What, then, is the point of the L matching network in these types of end fed antennas?
It provides a match in a small space that doesn't require a separate tuner. That's
the convenience factor: plug in your coax and operate. You can build your own and
it will work just as well, even if it doesn't have the high quality of workmanship.
But why wouldn't this work better than just a random wire of the same length?
If the wire is the same length, then it isn't actually random
, is it?
The wires are specifically chosen to be a half wavelength long because that
presents a high impedance (which many auto-tuners won't match because
of the high voltage it puts across the relays). That reduces the need for a
good ground system, as would be required for good efficiency with a quarter
Needless to say, such a wire is only 1/2 wavelength long on one band. Use
it with a tuner on any other band and it is no longer an end-fed half wave
(though it will still have the high input impedance on harmonics of the original
A half-wave wire will work about the same regardless of where or how you feed
it. And it happens to be a reasonably efficient antenna in many cases, though
not necessarily that much better than some other lengths.
It's hard to argue with the 5/5 rating of this antenna.
There are a lot of antennas with similar ratings that don't work particularly well. Remember
that most reviews are posted by those who bought an antenna, which rules out those who
didn't because they knew that any piece of wire would work as well. That's not to say that
end-fed half wave wire antennas can't work well, or that the LNR antennas aren't well built.
But looking at the reviews in general, they don't exactly represent a random sample of
hams. And to someone who has never used a full-sized HF antenna, the performance of such
a simple wire antenna can be pretty amazing.
I've made several homebrew dipoles for my setup, fed with ladder-line, coax, different types of crappy baluns, and have had varying success. I'm now planning on operating out of a shed in the corner of my property, so a traditional dipole isn't really an option. The biggest angle I could get on a dipole between the elements is about 60 degrees.

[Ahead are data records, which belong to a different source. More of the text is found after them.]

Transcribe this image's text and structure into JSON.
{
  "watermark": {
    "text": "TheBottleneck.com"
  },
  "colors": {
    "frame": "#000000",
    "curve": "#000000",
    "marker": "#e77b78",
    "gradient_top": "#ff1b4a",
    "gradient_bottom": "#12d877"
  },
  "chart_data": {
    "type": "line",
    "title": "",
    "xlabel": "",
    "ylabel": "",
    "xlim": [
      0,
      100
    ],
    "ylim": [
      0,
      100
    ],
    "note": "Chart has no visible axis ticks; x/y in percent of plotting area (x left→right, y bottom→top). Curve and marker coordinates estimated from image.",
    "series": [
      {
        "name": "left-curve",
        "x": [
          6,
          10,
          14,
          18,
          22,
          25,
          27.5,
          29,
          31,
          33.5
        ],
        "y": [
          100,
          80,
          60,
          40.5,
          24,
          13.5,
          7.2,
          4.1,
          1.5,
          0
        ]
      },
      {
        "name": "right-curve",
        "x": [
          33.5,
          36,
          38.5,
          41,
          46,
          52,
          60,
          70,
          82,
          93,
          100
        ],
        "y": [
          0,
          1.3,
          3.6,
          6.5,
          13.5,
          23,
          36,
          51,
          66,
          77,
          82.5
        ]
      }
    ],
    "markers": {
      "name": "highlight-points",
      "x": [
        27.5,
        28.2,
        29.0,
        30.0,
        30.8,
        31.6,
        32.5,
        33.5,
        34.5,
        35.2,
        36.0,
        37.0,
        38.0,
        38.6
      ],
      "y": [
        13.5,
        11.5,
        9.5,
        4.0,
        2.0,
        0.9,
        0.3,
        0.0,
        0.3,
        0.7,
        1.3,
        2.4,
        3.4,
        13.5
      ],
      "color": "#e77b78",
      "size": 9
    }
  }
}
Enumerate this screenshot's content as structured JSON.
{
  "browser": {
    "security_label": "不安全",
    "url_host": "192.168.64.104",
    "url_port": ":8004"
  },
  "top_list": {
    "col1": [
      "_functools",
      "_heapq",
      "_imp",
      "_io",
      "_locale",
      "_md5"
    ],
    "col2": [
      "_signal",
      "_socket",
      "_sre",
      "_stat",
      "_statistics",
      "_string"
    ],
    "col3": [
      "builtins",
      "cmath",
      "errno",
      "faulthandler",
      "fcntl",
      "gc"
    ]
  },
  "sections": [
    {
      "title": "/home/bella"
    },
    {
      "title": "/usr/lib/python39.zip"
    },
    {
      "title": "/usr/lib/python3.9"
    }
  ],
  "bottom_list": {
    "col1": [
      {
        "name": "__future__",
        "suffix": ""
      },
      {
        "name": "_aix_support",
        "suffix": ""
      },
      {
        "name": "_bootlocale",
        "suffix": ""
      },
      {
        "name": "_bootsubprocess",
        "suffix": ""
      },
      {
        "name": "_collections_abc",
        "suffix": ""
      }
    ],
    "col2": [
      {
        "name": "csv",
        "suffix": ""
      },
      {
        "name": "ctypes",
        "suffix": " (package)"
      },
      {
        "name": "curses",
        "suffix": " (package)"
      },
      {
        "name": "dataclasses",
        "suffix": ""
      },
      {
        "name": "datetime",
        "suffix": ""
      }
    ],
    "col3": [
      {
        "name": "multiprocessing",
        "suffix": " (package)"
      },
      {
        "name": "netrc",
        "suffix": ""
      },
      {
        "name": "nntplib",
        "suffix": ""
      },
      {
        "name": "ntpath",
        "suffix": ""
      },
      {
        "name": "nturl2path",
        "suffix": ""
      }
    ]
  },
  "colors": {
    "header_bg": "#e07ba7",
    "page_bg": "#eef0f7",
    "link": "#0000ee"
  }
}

Personally, if I had a support high enough for a vertical half wave wire, I'd string up an
inverted vee from it instead, as it can be expected to provide better performance. I used to
use 130' end-fed wires for my portable operation, but now generally prefer dipoles instead.
(But that is a function of the bands I tend to use.) In your case, an end-fed wire with a
reasonable ground system may work as well as anything else if that is the best you can
While many autotuners won't match them, I happen to like using end-fed wires that are
a multiple of 1/2 wavelength (like the 130' length), and there is no reason why you couldn't
choose, say, 65' (half wave on 40m) as a wire length from your shack.